  12. Derek J. S. Robinson
    Pages 301-341
  13. Derek J. S. Robinson
    Pages 342-370
  14. Derek J. S. Robinson
    Pages 371-400
  15. Derek J. S. Robinson
    Pages 401-432
  16. Derek J. S. Robinson
    Pages 433-460
  17. Back Matter
    Pages 461-484

About this book

Introduction

" A group is defined by means of the laws of combinations of its symbols," according to a celebrated dictum of Cayley. And this is probably still as good a one-line explanation as any. The concept of a group is surely one of the central ideas of mathematics.
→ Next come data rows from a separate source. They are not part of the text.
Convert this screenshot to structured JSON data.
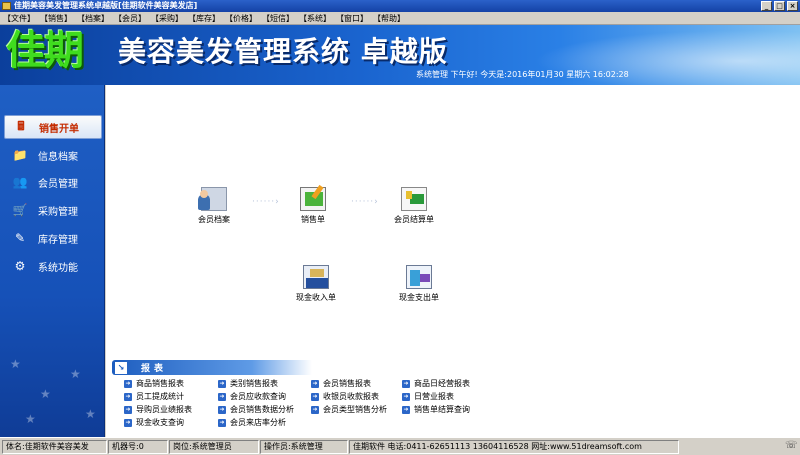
{
  "window": {
    "title": "佳期美容美发管理系统卓越版[佳期软件美容美发店]"
  },
  "menu": [
    {
      "label": "【文件】"
    },
    {
      "label": "【销售】"
    },
    {
      "label": "【档案】"
    },
    {
      "label": "【会员】"
    },
    {
      "label": "【采购】"
    },
    {
      "label": "【库存】"
    },
    {
      "label": "【价格】"
    },
    {
      "label": "【短信】"
    },
    {
      "label": "【系统】"
    },
    {
      "label": "【窗口】"
    },
    {
      "label": "【帮助】"
    }
  ],
  "banner": {
    "logo": "佳期",
    "system_title": "美容美发管理系统 卓越版",
    "status_line": "系统管理 下午好! 今天是:2016年01月30 星期六  16:02:28"
  },
  "sidebar": {
    "items": [
      {
        "label": "销售开单",
        "icon": "cash-register-icon",
        "active": true
      },
      {
        "label": "信息档案",
        "icon": "folder-icon",
        "active": false
      },
      {
        "label": "会员管理",
        "icon": "people-icon",
        "active": false
      },
      {
        "label": "采购管理",
        "icon": "shopping-icon",
        "active": false
      },
      {
        "label": "库存管理",
        "icon": "tools-icon",
        "active": false
      },
      {
        "label": "系统功能",
        "icon": "gear-icon",
        "active": false
      }
    ]
  },
  "flow": {
    "member_file": {
      "label": "会员档案",
      "icon": "member-file-icon"
    },
    "sales_order": {
      "label": "销售单",
      "icon": "sales-order-icon"
    },
    "member_settlement": {
      "label": "会员结算单",
      "icon": "member-settlement-icon"
    },
    "cash_in": {
      "label": "现金收入单",
      "icon": "cash-in-icon"
    },
    "cash_out": {
      "label": "现金支出单",
      "icon": "cash-out-icon"
    }
  },
  "reports": {
    "title": "报表",
    "columns": [
      [
        "商品销售报表",
        "员工提成统计",
        "导购员业绩报表",
        "现金收支查询"
      ],
      [
        "类别销售报表",
        "会员应收款查询",
        "会员销售数据分析",
        "会员来店率分析"
      ],
      [
        "会员销售报表",
        "收银员收款报表",
        "会员类型销售分析"
      ],
      [
        "商品日经营报表",
        "日营业报表",
        "销售单结算查询"
      ]
    ]
  },
  "statusbar": {
    "shop": "体名:佳期软件美容美发",
    "machine": "机器号:0",
    "post": "岗位:系统管理员",
    "operator": "操作员:系统管理",
    "company": "佳期软件 电话:0411-62651113 13604116528 网址:www.51dreamsoft.com"
  }
}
Certainly there are a few branches of that science in which groups are not employed implicitly or explicitly. Nor is the use of groups confined to pure mathematics. Quantum theory, molecular and atomic structure, and crystallography are just a few of the areas of science in which the idea of a group as a measure of symmetry has played an important part. The theory of groups is the oldest branch of modern algebra. Its origins are to be found in the work of Joseph Louis Lagrange (1736-1813), Paulo Ruffini (1765-1822), and Evariste Galois (1811-1832) on the theory of algebraic equations. Their groups consisted of permutations of the variables or of the roots of polynomials, and indeed for much of the nineteenth century all groups were finite permutation groups. Nevertheless many of the fundamental ideas of group theory were introduced by these early workers and their successors, Augustin Louis Cauchy (1789-1857), Ludwig Sylow (1832-1918), Camille Jordan (1838-1922) among others. The concept of an abstract group is clearly recognizable in the work of Arthur Cayley (1821-1895) but it did not really win widespread acceptance until Walther von Dyck (1856-1934) introduced presentations of groups.

Keywords

Abelian group Finite Group theory Permutation algebra automorphism cohomology finite group group group action mathematics mutation presentation semigroup symmetry

Authors and affiliations

  • Derek J. S. Robinson
    • 1
  1. 1.Department of MathematicsUniversity of Illinois at Urbana-ChampaignUrbanaUSA

Bibliographic information

  • DOI https://doi.org/10.1007/978-1-4684-0128-8
  • Copyright Information Springer-Verlag New York 1993
  • Publisher Name Springer, New York, NY
  • eBook Packages Springer Book Archive
  • Print ISBN 978-0-387-94092-2
  • Online ISBN 978-1-4684-0128-8
  • Series Print ISSN 0072-5285
  • About this book